_WORK REQUIRED_.
What follows is a set of records. Repeat them word for word.

Top of INFORMATION GIVEN

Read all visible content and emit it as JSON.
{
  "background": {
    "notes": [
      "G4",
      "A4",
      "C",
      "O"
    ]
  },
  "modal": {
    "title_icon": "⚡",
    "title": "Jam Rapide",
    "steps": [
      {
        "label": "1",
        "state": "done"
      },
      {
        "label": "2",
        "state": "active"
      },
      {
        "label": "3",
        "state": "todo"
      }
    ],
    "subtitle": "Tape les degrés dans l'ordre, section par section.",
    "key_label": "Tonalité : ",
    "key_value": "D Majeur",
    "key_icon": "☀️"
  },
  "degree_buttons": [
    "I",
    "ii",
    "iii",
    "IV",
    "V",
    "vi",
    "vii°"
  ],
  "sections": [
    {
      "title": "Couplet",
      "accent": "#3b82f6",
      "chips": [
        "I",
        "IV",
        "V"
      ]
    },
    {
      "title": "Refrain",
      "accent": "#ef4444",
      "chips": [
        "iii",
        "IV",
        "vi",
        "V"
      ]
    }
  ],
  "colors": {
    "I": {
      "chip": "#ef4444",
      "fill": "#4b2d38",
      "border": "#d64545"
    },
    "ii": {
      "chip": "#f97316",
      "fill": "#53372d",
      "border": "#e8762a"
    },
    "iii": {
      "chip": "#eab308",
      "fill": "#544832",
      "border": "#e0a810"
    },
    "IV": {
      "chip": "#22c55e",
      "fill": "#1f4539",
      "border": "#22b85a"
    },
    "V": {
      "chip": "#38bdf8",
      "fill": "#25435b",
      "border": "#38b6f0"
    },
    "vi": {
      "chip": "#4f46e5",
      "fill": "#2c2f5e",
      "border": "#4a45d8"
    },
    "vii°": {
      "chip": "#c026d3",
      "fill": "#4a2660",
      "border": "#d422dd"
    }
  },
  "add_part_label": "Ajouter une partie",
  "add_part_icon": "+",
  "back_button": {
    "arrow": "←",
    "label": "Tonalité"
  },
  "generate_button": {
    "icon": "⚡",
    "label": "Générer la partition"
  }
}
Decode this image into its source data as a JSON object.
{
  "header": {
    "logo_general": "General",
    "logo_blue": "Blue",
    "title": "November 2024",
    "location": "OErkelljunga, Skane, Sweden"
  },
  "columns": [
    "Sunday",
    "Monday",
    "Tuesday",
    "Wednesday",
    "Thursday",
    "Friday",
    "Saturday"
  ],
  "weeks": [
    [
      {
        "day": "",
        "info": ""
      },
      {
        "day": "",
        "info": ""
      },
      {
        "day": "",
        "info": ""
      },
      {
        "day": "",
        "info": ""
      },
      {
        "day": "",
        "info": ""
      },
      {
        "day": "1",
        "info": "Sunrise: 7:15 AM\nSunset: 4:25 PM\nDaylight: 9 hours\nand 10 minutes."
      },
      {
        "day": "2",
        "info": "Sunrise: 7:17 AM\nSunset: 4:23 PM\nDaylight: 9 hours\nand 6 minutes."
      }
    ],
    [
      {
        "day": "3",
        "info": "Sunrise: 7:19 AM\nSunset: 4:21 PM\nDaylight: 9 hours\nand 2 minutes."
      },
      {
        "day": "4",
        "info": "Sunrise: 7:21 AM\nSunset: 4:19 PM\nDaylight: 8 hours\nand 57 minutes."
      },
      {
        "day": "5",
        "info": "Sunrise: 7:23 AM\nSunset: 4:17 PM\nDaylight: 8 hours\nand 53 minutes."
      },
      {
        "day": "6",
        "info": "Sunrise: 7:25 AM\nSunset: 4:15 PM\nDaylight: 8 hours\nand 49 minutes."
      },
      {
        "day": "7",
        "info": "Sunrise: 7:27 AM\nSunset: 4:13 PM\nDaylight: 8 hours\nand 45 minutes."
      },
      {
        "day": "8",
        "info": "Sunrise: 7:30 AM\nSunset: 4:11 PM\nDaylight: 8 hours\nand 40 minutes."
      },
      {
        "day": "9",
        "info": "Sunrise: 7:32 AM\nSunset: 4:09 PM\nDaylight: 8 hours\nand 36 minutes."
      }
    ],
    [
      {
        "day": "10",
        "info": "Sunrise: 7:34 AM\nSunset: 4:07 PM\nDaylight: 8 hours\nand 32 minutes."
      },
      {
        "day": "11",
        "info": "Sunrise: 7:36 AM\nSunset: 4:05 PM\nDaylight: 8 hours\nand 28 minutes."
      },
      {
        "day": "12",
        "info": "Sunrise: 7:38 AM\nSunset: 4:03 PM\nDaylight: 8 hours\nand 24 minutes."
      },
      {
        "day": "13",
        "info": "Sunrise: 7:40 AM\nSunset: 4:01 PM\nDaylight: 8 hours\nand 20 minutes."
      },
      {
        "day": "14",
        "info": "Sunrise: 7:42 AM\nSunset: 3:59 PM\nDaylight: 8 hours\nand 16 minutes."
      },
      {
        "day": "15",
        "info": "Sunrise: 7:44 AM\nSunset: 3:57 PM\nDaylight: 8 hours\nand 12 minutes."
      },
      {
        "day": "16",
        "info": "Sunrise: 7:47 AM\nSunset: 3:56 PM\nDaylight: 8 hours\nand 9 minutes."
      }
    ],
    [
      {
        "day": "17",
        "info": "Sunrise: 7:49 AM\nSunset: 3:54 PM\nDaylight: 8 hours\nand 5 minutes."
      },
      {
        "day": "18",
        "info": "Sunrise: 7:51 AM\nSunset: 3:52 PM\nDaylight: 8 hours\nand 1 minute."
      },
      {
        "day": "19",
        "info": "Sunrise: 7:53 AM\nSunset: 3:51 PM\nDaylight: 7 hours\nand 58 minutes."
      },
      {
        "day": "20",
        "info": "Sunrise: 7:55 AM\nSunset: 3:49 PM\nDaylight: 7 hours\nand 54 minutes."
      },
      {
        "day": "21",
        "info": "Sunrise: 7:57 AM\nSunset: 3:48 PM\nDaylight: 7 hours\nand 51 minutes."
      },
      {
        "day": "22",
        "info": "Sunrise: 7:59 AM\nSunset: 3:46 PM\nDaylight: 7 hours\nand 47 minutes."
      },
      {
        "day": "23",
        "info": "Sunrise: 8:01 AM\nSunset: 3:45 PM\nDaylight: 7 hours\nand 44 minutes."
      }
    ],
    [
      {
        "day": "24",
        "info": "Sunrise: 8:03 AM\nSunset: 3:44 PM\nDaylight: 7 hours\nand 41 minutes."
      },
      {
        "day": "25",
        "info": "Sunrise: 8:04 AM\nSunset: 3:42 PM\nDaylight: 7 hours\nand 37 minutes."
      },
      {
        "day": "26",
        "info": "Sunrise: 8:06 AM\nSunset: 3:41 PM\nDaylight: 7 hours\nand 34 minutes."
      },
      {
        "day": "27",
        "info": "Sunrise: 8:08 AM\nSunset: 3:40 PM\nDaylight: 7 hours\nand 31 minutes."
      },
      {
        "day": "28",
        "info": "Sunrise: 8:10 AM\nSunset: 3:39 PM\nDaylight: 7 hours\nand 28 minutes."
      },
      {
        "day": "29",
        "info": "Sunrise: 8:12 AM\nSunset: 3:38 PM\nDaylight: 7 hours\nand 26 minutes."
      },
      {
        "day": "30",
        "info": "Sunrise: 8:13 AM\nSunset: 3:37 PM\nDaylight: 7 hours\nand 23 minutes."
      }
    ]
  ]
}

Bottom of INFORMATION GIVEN

_WRITTEN RESPONSE_.
Read all visible content and emit it as JSON.
{
  "background": {
    "notes": [
      "G4",
      "A4",
      "C",
      "O"
    ]
  },
  "modal": {
    "title_icon": "⚡",
    "title": "Jam Rapide",
    "steps": [
      {
        "label": "1",
        "state": "done"
      },
      {
        "label": "2",
        "state": "active"
      },
      {
        "label": "3",
        "state": "todo"
      }
    ],
    "subtitle": "Tape les degrés dans l'ordre, section par section.",
    "key_label": "Tonalité : ",
    "key_value": "D Majeur",
    "key_icon": "☀️"
  },
  "degree_buttons": [
    "I",
    "ii",
    "iii",
    "IV",
    "V",
    "vi",
    "vii°"
  ],
  "sections": [
    {
      "title": "Couplet",
      "accent": "#3b82f6",
      "chips": [
        "I",
        "IV",
        "V"
      ]
    },
    {
      "title": "Refrain",
      "accent": "#ef4444",
      "chips": [
        "iii",
        "IV",
        "vi",
        "V"
      ]
    }
  ],
  "colors": {
    "I": {
      "chip": "#ef4444",
      "fill": "#4b2d38",
      "border": "#d64545"
    },
    "ii": {
      "chip": "#f97316",
      "fill": "#53372d",
      "border": "#e8762a"
    },
    "iii": {
      "chip": "#eab308",
      "fill": "#544832",
      "border": "#e0a810"
    },
    "IV": {
      "chip": "#22c55e",
      "fill": "#1f4539",
      "border": "#22b85a"
    },
    "V": {
      "chip": "#38bdf8",
      "fill": "#25435b",
      "border": "#38b6f0"
    },
    "vi": {
      "chip": "#4f46e5",
      "fill": "#2c2f5e",
      "border": "#4a45d8"
    },
    "vii°": {
      "chip": "#c026d3",
      "fill": "#4a2660",
      "border": "#d422dd"
    }
  },
  "add_part_label": "Ajouter une partie",
  "add_part_icon": "+",
  "back_button": {
    "arrow": "←",
    "label": "Tonalité"
  },
  "generate_button": {
    "icon": "⚡",
    "label": "Générer la partition"
  }
}
Decode this image into its source data as a JSON object.
{
  "header": {
    "logo_general": "General",
    "logo_blue": "Blue",
    "title": "November 2024",
    "location": "OErkelljunga, Skane, Sweden"
  },
  "columns": [
    "Sunday",
    "Monday",
    "Tuesday",
    "Wednesday",
    "Thursday",
    "Friday",
    "Saturday"
  ],
  "weeks": [
    [
      {
        "day": "",
        "info": ""
      },
      {
        "day": "",
        "info": ""
      },
      {
        "day": "",
        "info": ""
      },
      {
        "day": "",
        "info": ""
      },
      {
        "day": "",
        "info": ""
      },
      {
        "day": "1",
        "info": "Sunrise: 7:15 AM\nSunset: 4:25 PM\nDaylight: 9 hours\nand 10 minutes."
      },
      {
        "day": "2",
        "info": "Sunrise: 7:17 AM\nSunset: 4:23 PM\nDaylight: 9 hours\nand 6 minutes."
      }
    ],
    [
      {
        "day": "3",
        "info": "Sunrise: 7:19 AM\nSunset: 4:21 PM\nDaylight: 9 hours\nand 2 minutes."
      },
      {
        "day": "4",
        "info": "Sunrise: 7:21 AM\nSunset: 4:19 PM\nDaylight: 8 hours\nand 57 minutes."
      },
      {
        "day": "5",
        "info": "Sunrise: 7:23 AM\nSunset: 4:17 PM\nDaylight: 8 hours\nand 53 minutes."
      },
      {
        "day": "6",
        "info": "Sunrise: 7:25 AM\nSunset: 4:15 PM\nDaylight: 8 hours\nand 49 minutes."
      },
      {
        "day": "7",
        "info": "Sunrise: 7:27 AM\nSunset: 4:13 PM\nDaylight: 8 hours\nand 45 minutes."
      },
      {
        "day": "8",
        "info": "Sunrise: 7:30 AM\nSunset: 4:11 PM\nDaylight: 8 hours\nand 40 minutes."
      },
      {
        "day": "9",
        "info": "Sunrise: 7:32 AM\nSunset: 4:09 PM\nDaylight: 8 hours\nand 36 minutes."
      }
    ],
    [
      {
        "day": "10",
        "info": "Sunrise: 7:34 AM\nSunset: 4:07 PM\nDaylight: 8 hours\nand 32 minutes."
      },
      {
        "day": "11",
        "info": "Sunrise: 7:36 AM\nSunset: 4:05 PM\nDaylight: 8 hours\nand 28 minutes."
      },
      {
        "day": "12",
        "info": "Sunrise: 7:38 AM\nSunset: 4:03 PM\nDaylight: 8 hours\nand 24 minutes."
      },
      {
        "day": "13",
        "info": "Sunrise: 7:40 AM\nSunset: 4:01 PM\nDaylight: 8 hours\nand 20 minutes."
      },
      {
        "day": "14",
        "info": "Sunrise: 7:42 AM\nSunset: 3:59 PM\nDaylight: 8 hours\nand 16 minutes."
      },
      {
        "day": "15",
        "info": "Sunrise: 7:44 AM\nSunset: 3:57 PM\nDaylight: 8 hours\nand 12 minutes."
      },
      {
        "day": "16",
        "info": "Sunrise: 7:47 AM\nSunset: 3:56 PM\nDaylight: 8 hours\nand 9 minutes."
      }
    ],
    [
      {
        "day": "17",
        "info": "Sunrise: 7:49 AM\nSunset: 3:54 PM\nDaylight: 8 hours\nand 5 minutes."
      },
      {
        "day": "18",
        "info": "Sunrise: 7:51 AM\nSunset: 3:52 PM\nDaylight: 8 hours\nand 1 minute."
      },
      {
        "day": "19",
        "info": "Sunrise: 7:53 AM\nSunset: 3:51 PM\nDaylight: 7 hours\nand 58 minutes."
      },
      {
        "day": "20",
        "info": "Sunrise: 7:55 AM\nSunset: 3:49 PM\nDaylight: 7 hours\nand 54 minutes."
      },
      {
        "day": "21",
        "info": "Sunrise: 7:57 AM\nSunset: 3:48 PM\nDaylight: 7 hours\nand 51 minutes."
      },
      {
        "day": "22",
        "info": "Sunrise: 7:59 AM\nSunset: 3:46 PM\nDaylight: 7 hours\nand 47 minutes."
      },
      {
        "day": "23",
        "info": "Sunrise: 8:01 AM\nSunset: 3:45 PM\nDaylight: 7 hours\nand 44 minutes."
      }
    ],
    [
      {
        "day": "24",
        "info": "Sunrise: 8:03 AM\nSunset: 3:44 PM\nDaylight: 7 hours\nand 41 minutes."
      },
      {
        "day": "25",
        "info": "Sunrise: 8:04 AM\nSunset: 3:42 PM\nDaylight: 7 hours\nand 37 minutes."
      },
      {
        "day": "26",
        "info": "Sunrise: 8:06 AM\nSunset: 3:41 PM\nDaylight: 7 hours\nand 34 minutes."
      },
      {
        "day": "27",
        "info": "Sunrise: 8:08 AM\nSunset: 3:40 PM\nDaylight: 7 hours\nand 31 minutes."
      },
      {
        "day": "28",
        "info": "Sunrise: 8:10 AM\nSunset: 3:39 PM\nDaylight: 7 hours\nand 28 minutes."
      },
      {
        "day": "29",
        "info": "Sunrise: 8:12 AM\nSunset: 3:38 PM\nDaylight: 7 hours\nand 26 minutes."
      },
      {
        "day": "30",
        "info": "Sunrise: 8:13 AM\nSunset: 3:37 PM\nDaylight: 7 hours\nand 23 minutes."
      }
    ]
  ]
}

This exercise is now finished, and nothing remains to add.